All of Life is Foreign Country — Jack Kerouac
My soul is from elsewhere, I am sure of that and I intend to end up there — Jalaluddin Rumi
Every dreamer knows that it is entirely possible to be homesick for a place you’ve never been to, perhaps more homesick than for familiar ground — Judith Thurman
I have been on the road all my life. I call the suitcase my wardrobe and the trains, planes and cars I have travelled in my temporary accommodation. So, it did not surprise me when a close friend once asked me : “isn’t it time you bought a house of your own?” He then smiled and answered his own question by asking another question: you don’t have any roots, do you?
I was speechless with fear because he was right. Like the water that conforms to the vessel it is in, I have been at home in many cultures. Along the way, I have known only two types of humans : good and bad.
My friend then described his home as a fireplace that is always lit on a cold winter night and a tree that always gives shade in the summer. He asked me to imagine a pet that shakes off the wetness off its fur as it runs lovingly towards its owner and a roof that protects the body from getting wet.
It was surprising to him when I said every home I have been to has provided me the memories he makes in his own home. Every friend who has smiled and welcomed me home gave me the warmth of the fireplace.
Every elderly person who held my hand and taught me to walk when I was down gave me the shade of a large banyan tree.
Every animal I have been kind to and petted made me its owner.

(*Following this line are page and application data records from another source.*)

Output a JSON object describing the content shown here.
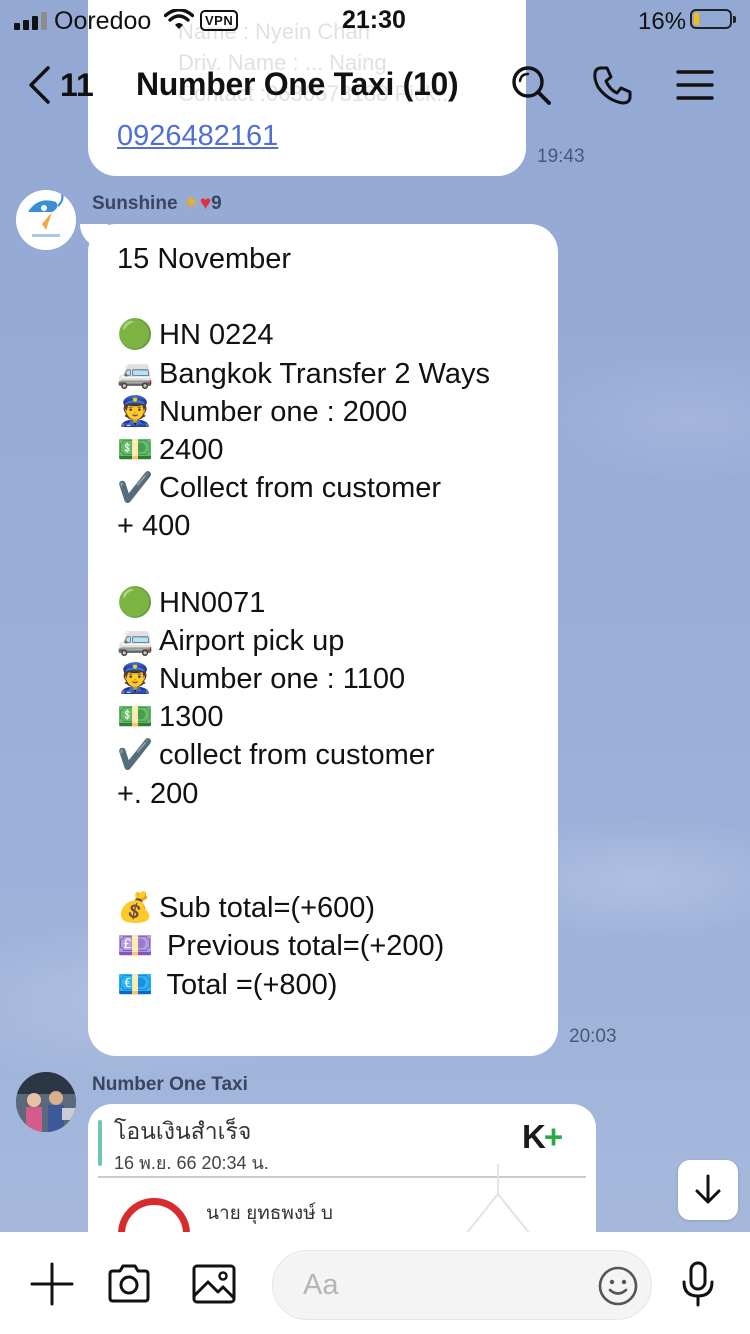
{
  "status_bar": {
    "carrier": "Ooredoo",
    "vpn": "VPN",
    "time": "21:30",
    "battery": "16%",
    "battery_level": 0.16
  },
  "header": {
    "back_count": "11",
    "title": "Number One Taxi (10)",
    "icons": [
      "search-icon",
      "phone-icon",
      "menu-icon"
    ]
  },
  "previous_message": {
    "ghost_lines": [
      "Name : Nyein Chan",
      "Driv. Name : ... Naing",
      "Contact :0636673188 Pick..."
    ],
    "link": "0926482161",
    "time": "19:43"
  },
  "message": {
    "sender": "Sunshine",
    "sender_badge": "9",
    "time": "20:03",
    "lines": [
      {
        "emoji": "",
        "text": "15 November"
      },
      {
        "emoji": "🟢",
        "text": "HN 0224"
      },
      {
        "emoji": "🚐",
        "text": "Bangkok Transfer 2 Ways"
      },
      {
        "emoji": "👮",
        "text": "Number one : 2000"
      },
      {
        "emoji": "💵",
        "text": "2400"
      },
      {
        "emoji": "✔️",
        "text": "Collect from customer"
      },
      {
        "emoji": "",
        "text": "+ 400"
      },
      {
        "emoji": "🟢",
        "text": "HN0071"
      },
      {
        "emoji": "🚐",
        "text": "Airport pick up"
      },
      {
        "emoji": "👮",
        "text": "Number one : 1100"
      },
      {
        "emoji": "💵",
        "text": "1300"
      },
      {
        "emoji": "✔️",
        "text": "collect from customer"
      },
      {
        "emoji": "",
        "text": "+. 200"
      },
      {
        "emoji": "💰",
        "text": "Sub total=(+600)"
      },
      {
        "emoji": "💷",
        "text": " Previous total=(+200)"
      },
      {
        "emoji": "💶",
        "text": " Total =(+800)"
      }
    ]
  },
  "next_message": {
    "sender": "Number One Taxi",
    "card": {
      "title": "โอนเงินสำเร็จ",
      "date": "16 พ.ย. 66  20:34 น.",
      "logo": "K+",
      "name": "นาย ยุทธพงษ์ บ"
    }
  },
  "input_bar": {
    "placeholder": "Aa",
    "icons": [
      "plus-icon",
      "camera-icon",
      "image-icon",
      "emoji-icon",
      "microphone-icon"
    ]
  },
  "colors": {
    "background": "#98acd8",
    "bubble": "#ffffff",
    "link": "#4f6fd6",
    "kplus_green": "#2aa84a"
  }
}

Not out of any intellectual superiority but by the universal feeling of love.
The meals I have shared with workers on the shop floor, with teachers in the cafeteria and with colleagues in restaurants have reminded me that people are the same everywhere and that a smile can light them up just like the sun does the earth.